### Extracted material ###

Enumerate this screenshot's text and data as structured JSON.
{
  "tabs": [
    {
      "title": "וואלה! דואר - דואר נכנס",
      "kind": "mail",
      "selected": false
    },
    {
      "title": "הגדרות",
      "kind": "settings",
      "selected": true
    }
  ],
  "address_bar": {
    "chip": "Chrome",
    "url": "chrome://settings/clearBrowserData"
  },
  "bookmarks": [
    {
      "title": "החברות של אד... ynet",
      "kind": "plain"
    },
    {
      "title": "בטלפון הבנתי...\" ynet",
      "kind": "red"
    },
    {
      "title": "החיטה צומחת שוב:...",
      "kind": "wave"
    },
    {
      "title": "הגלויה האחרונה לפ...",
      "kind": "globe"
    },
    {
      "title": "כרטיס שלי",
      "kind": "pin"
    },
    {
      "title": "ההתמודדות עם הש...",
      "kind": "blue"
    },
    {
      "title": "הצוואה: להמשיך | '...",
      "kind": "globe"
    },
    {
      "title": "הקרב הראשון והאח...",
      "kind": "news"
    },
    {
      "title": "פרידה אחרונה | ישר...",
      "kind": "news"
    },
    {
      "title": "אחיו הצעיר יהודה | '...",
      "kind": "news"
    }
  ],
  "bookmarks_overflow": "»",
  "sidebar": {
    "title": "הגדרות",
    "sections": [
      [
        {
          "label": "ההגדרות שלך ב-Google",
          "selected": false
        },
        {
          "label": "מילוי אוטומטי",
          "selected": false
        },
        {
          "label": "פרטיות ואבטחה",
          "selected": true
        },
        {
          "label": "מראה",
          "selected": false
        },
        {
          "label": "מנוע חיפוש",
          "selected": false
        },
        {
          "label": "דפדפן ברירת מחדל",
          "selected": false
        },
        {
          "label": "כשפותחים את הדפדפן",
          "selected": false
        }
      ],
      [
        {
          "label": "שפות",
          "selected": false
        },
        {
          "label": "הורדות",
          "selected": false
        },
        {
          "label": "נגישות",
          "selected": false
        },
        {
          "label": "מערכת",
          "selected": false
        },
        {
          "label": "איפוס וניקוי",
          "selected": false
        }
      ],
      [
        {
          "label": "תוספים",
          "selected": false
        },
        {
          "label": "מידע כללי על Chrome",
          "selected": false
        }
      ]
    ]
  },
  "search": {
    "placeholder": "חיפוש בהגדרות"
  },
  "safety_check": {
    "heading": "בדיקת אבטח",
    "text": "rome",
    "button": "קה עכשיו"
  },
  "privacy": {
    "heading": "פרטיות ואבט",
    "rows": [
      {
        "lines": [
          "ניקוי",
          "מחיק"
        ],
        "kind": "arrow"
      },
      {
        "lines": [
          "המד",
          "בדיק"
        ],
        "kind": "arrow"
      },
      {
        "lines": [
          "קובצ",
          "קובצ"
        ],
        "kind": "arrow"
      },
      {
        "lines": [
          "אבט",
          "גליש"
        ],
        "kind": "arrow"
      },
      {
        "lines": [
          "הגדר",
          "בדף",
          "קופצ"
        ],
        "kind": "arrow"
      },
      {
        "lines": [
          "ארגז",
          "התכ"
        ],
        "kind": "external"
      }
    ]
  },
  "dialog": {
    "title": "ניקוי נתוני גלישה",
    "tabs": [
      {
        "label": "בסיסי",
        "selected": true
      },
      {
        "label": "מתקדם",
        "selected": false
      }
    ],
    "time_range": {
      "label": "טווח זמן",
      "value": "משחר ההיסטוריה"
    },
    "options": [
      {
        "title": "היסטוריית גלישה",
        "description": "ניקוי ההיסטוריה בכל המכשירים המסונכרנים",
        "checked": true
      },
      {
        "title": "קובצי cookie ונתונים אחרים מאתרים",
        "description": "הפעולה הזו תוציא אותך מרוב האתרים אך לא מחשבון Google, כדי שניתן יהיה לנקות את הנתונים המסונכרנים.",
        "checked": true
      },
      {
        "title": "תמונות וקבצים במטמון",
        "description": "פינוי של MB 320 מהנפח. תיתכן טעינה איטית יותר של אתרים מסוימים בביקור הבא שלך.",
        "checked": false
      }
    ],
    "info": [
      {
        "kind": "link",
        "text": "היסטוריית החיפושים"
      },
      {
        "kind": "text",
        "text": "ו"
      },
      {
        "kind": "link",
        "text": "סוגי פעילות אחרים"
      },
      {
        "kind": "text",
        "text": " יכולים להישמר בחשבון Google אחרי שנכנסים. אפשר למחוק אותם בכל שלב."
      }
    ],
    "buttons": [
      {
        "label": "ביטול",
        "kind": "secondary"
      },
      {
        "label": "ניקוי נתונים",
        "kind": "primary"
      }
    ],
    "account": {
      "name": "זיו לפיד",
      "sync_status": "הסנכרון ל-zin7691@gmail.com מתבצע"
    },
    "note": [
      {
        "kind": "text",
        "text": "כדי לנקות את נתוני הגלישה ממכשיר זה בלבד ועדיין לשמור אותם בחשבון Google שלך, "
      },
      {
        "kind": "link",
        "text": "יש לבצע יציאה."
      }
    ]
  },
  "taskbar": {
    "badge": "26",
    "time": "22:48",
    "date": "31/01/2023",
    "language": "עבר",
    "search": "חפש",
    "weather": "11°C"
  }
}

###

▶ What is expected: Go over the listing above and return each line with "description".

▶ Answer below:
        "description": "ניקוי ההיסטוריה בכל המכשירים המסונכרנים",
        "description": "הפעולה הזו תוציא אותך מרוב האתרים אך לא מחשבון Google, כדי שניתן יהיה לנקות את הנתונים המסונכרנים.",
        "description": "פינוי של MB 320 מהנפח. תיתכן טעינה איטית יותר של אתרים מסוימים בביקור הבא שלך.",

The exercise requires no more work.